Blind hiker prepares to thru-hike the Continental Divide Trail

Stretching more than 3100 miles in length, the Continental Divide Trail is one of the longest and most challenging treks in the entire world. Together with the Appalachian Trail and and the Pacific Crest Trail, the CDT makes up the “Triple Crown” of long distance hikes in America. This spring, blind hiker Trevor Thomas will set out to conquer it, starting the journey along the Canadian border and traveling south to the Mexican border.

Thomas, who lost his sight to illness back in 2005, has already backpacked the full length of both the Appalachian Trail (2175 miles) and the Pacific Crest Trail (2650). In the case of the AT, he went completely unassisted and on the PCT he had help only through deep snow and poorly marked areas.
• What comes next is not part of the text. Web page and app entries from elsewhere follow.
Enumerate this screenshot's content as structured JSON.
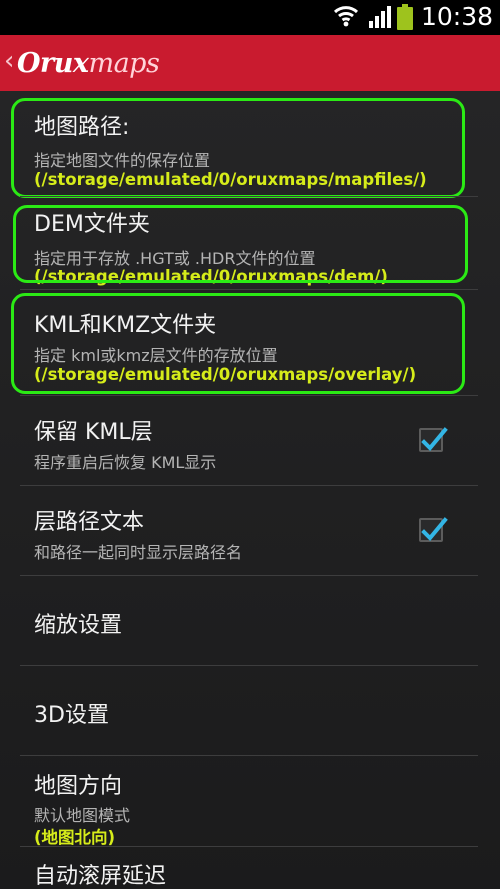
{
  "status_bar": {
    "time": "10:38",
    "icons": [
      "wifi-icon",
      "signal-icon",
      "battery-icon"
    ],
    "battery_color": "#9ec31d"
  },
  "action_bar": {
    "back_glyph": "‹",
    "logo_part1": "Orux",
    "logo_part2": "maps",
    "color": "#c91b2f"
  },
  "prefs": {
    "map_path": {
      "title": "地图路径:",
      "summary": "指定地图文件的保存位置",
      "value": "(/storage/emulated/0/oruxmaps/mapfiles/)"
    },
    "dem_folder": {
      "title": "DEM文件夹",
      "summary": "指定用于存放 .HGT或 .HDR文件的位置",
      "value": "(/storage/emulated/0/oruxmaps/dem/)"
    },
    "kml_folder": {
      "title": "KML和KMZ文件夹",
      "summary": "指定 kml或kmz层文件的存放位置",
      "value": "(/storage/emulated/0/oruxmaps/overlay/)"
    },
    "keep_kml": {
      "title": "保留 KML层",
      "summary": "程序重启后恢复 KML显示",
      "checked": true
    },
    "track_text": {
      "title": "层路径文本",
      "summary": "和路径一起同时显示层路径名",
      "checked": true
    },
    "zoom_settings": {
      "title": "缩放设置"
    },
    "settings_3d": {
      "title": "3D设置"
    },
    "map_orientation": {
      "title": "地图方向",
      "summary": "默认地图模式",
      "value": "(地图北向)"
    },
    "auto_scroll": {
      "title": "自动滚屏延迟"
    }
  },
  "colors": {
    "highlight": "#2bea15",
    "value_text": "#d6ec1a",
    "checkmark": "#33b5e5"
  }
}
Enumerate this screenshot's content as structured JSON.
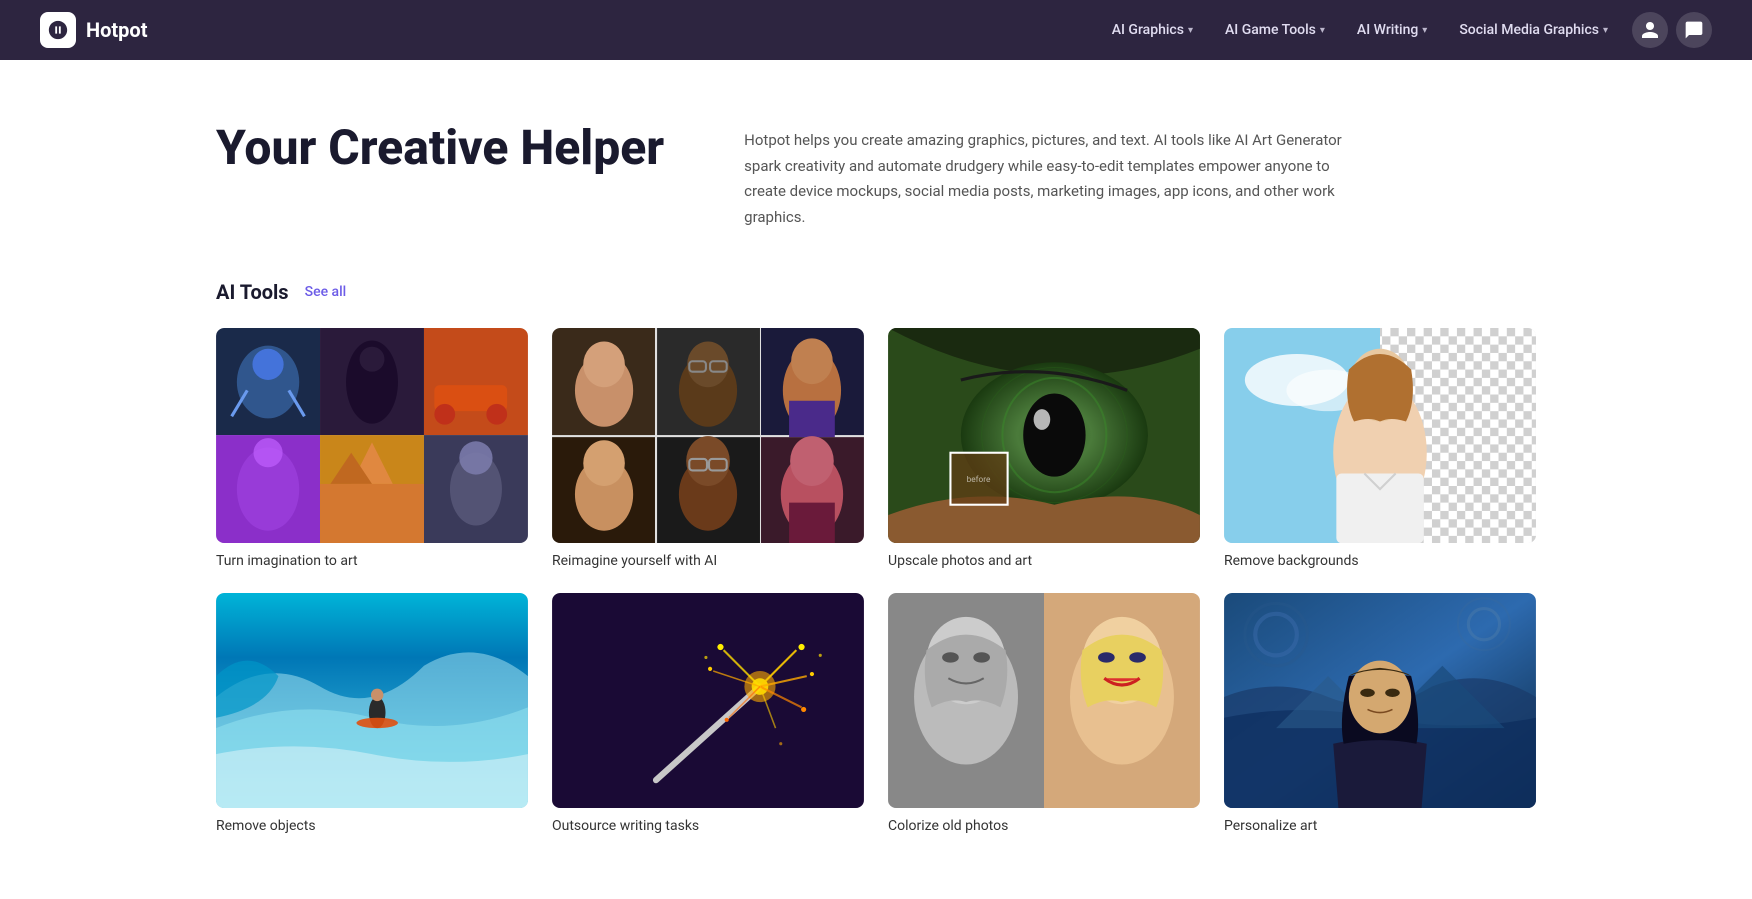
{
  "nav": {
    "logo_text": "Hotpot",
    "logo_icon": "🤖",
    "links": [
      {
        "id": "ai-graphics",
        "label": "AI Graphics",
        "has_dropdown": true
      },
      {
        "id": "ai-game-tools",
        "label": "AI Game Tools",
        "has_dropdown": true
      },
      {
        "id": "ai-writing",
        "label": "AI Writing",
        "has_dropdown": true
      },
      {
        "id": "social-media-graphics",
        "label": "Social Media Graphics",
        "has_dropdown": true
      }
    ]
  },
  "hero": {
    "title": "Your Creative Helper",
    "description": "Hotpot helps you create amazing graphics, pictures, and text. AI tools like AI Art Generator spark creativity and automate drudgery while easy-to-edit templates empower anyone to create device mockups, social media posts, marketing images, app icons, and other work graphics."
  },
  "ai_tools_section": {
    "title": "AI Tools",
    "see_all_label": "See all",
    "tools": [
      {
        "id": "turn-imagination",
        "label": "Turn imagination to art"
      },
      {
        "id": "reimagine-yourself",
        "label": "Reimagine yourself with AI"
      },
      {
        "id": "upscale-photos",
        "label": "Upscale photos and art"
      },
      {
        "id": "remove-backgrounds",
        "label": "Remove backgrounds"
      },
      {
        "id": "remove-objects",
        "label": "Remove objects"
      },
      {
        "id": "outsource-writing",
        "label": "Outsource writing tasks"
      },
      {
        "id": "colorize-photos",
        "label": "Colorize old photos"
      },
      {
        "id": "personalize-art",
        "label": "Personalize art"
      }
    ]
  }
}
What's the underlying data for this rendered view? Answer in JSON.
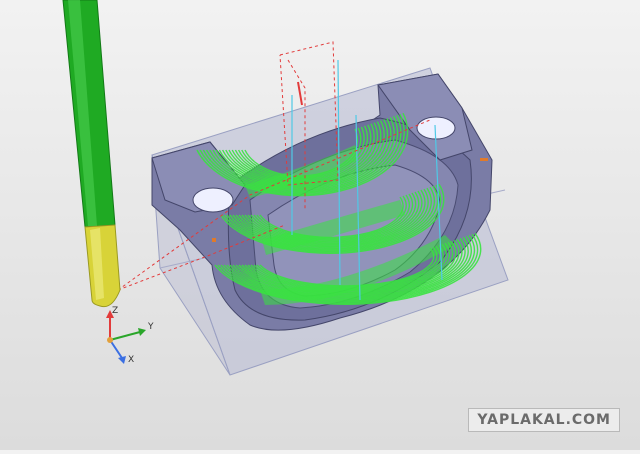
{
  "scene": {
    "colors": {
      "background_top": "#f2f2f2",
      "background_bottom": "#dcdcdc",
      "part": "#7a7ca6",
      "part_dark": "#5e6088",
      "stock_box": "#b6b9d4",
      "toolpath": "#39e33f",
      "tool_shank": "#1faa23",
      "tool_tip": "#d8d338",
      "rapid_move": "#e23b3b",
      "link_move": "#4fc9e6"
    },
    "icons": [
      "axis-triad-icon"
    ]
  },
  "axis": {
    "z_label": "Z",
    "y_label": "Y",
    "x_label": "X"
  },
  "watermark": {
    "text": "YAPLAKAL.COM"
  }
}
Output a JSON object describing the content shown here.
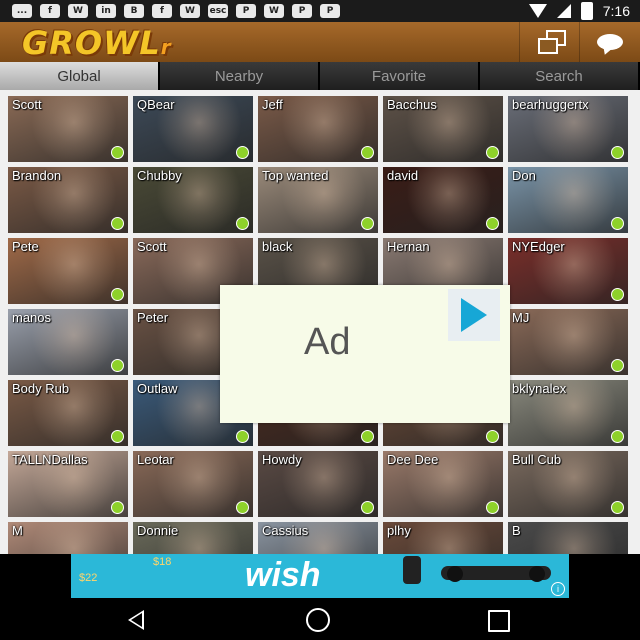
{
  "status_bar": {
    "time": "7:16",
    "notification_icons": [
      "...",
      "f",
      "W",
      "in",
      "B",
      "f",
      "W",
      "esc",
      "P",
      "W",
      "P",
      "P"
    ]
  },
  "app": {
    "logo": "GROWL",
    "logo_suffix": "r"
  },
  "tabs": [
    {
      "label": "Global",
      "active": true
    },
    {
      "label": "Nearby",
      "active": false
    },
    {
      "label": "Favorite",
      "active": false
    },
    {
      "label": "Search",
      "active": false
    }
  ],
  "profiles": [
    [
      {
        "name": "Scott",
        "color": "#8a6a55",
        "online": true
      },
      {
        "name": "QBear",
        "color": "#3d4a58",
        "online": true
      },
      {
        "name": "Jeff",
        "color": "#7a5a48",
        "online": true
      },
      {
        "name": "Bacchus",
        "color": "#5e5248",
        "online": true
      },
      {
        "name": "bearhuggertx",
        "color": "#6a6e78",
        "online": true
      }
    ],
    [
      {
        "name": "Brandon",
        "color": "#7b5a46",
        "online": true
      },
      {
        "name": "Chubby",
        "color": "#4a4a36",
        "online": true
      },
      {
        "name": "Top wanted",
        "color": "#9a8a7a",
        "online": true
      },
      {
        "name": "david",
        "color": "#3a1c16",
        "online": true
      },
      {
        "name": "Don",
        "color": "#7a94a8",
        "online": true
      }
    ],
    [
      {
        "name": "Pete",
        "color": "#a06a48",
        "online": true
      },
      {
        "name": "Scott",
        "color": "#8a6a5a",
        "online": true
      },
      {
        "name": "black",
        "color": "#5a5248",
        "online": true
      },
      {
        "name": "Hernan",
        "color": "#8a7a72",
        "online": true
      },
      {
        "name": "NYEdger",
        "color": "#7a2e2a",
        "online": true
      }
    ],
    [
      {
        "name": "manos",
        "color": "#9aa0ac",
        "online": true
      },
      {
        "name": "Peter",
        "color": "#6a5244",
        "online": true
      },
      {
        "name": "",
        "color": "#5a4a40",
        "online": true
      },
      {
        "name": "",
        "color": "#6a5a50",
        "online": true
      },
      {
        "name": "MJ",
        "color": "#8a6a58",
        "online": true
      }
    ],
    [
      {
        "name": "Body Rub",
        "color": "#7a5a46",
        "online": true
      },
      {
        "name": "Outlaw",
        "color": "#3a5a7a",
        "online": true
      },
      {
        "name": "",
        "color": "#4a2a1e",
        "online": true
      },
      {
        "name": "",
        "color": "#6a4a38",
        "online": true
      },
      {
        "name": "bklynalex",
        "color": "#8a8a7e",
        "online": true
      }
    ],
    [
      {
        "name": "TALLNDallas",
        "color": "#c4a898",
        "online": true
      },
      {
        "name": "Leotar",
        "color": "#8a6a58",
        "online": true
      },
      {
        "name": "Howdy",
        "color": "#5a4a44",
        "online": true
      },
      {
        "name": "Dee Dee",
        "color": "#9a7a6a",
        "online": true
      },
      {
        "name": "Bull Cub",
        "color": "#7a6a5e",
        "online": true
      }
    ],
    [
      {
        "name": "M",
        "color": "#b08a78",
        "online": false
      },
      {
        "name": "Donnie",
        "color": "#6a6a5a",
        "online": false
      },
      {
        "name": "Cassius",
        "color": "#8a94a0",
        "online": false
      },
      {
        "name": "plhy",
        "color": "#6a4a3a",
        "online": false
      },
      {
        "name": "B",
        "color": "#4a4a4a",
        "online": false
      }
    ]
  ],
  "ad_overlay": {
    "label": "Ad"
  },
  "banner": {
    "brand": "wish",
    "price_left": "$22",
    "price_mid": "$18",
    "info": "i"
  }
}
When he sets out on the CDT this June, Thomas will be joined by three companions who will assist him through the more challenging sections, although he expects to hike most of the trail just like any sighted hiker would.

As the name implies, the CDT follows the Continental Divide through the Rocky Mountains, passing through five U.S. states in the process. Thomas’ route will take him, and his team, through Montana, Idaho, Wyoming, Colorado, and New Mexico. Along the way, they’ll pass through a variety of sub-mountain ranges including the beautiful San Juans, the Sawatch Range, and the breath taking Grand Tetons. The entire journey is expected to take roughly six months to complete.

You can find out more about their plans at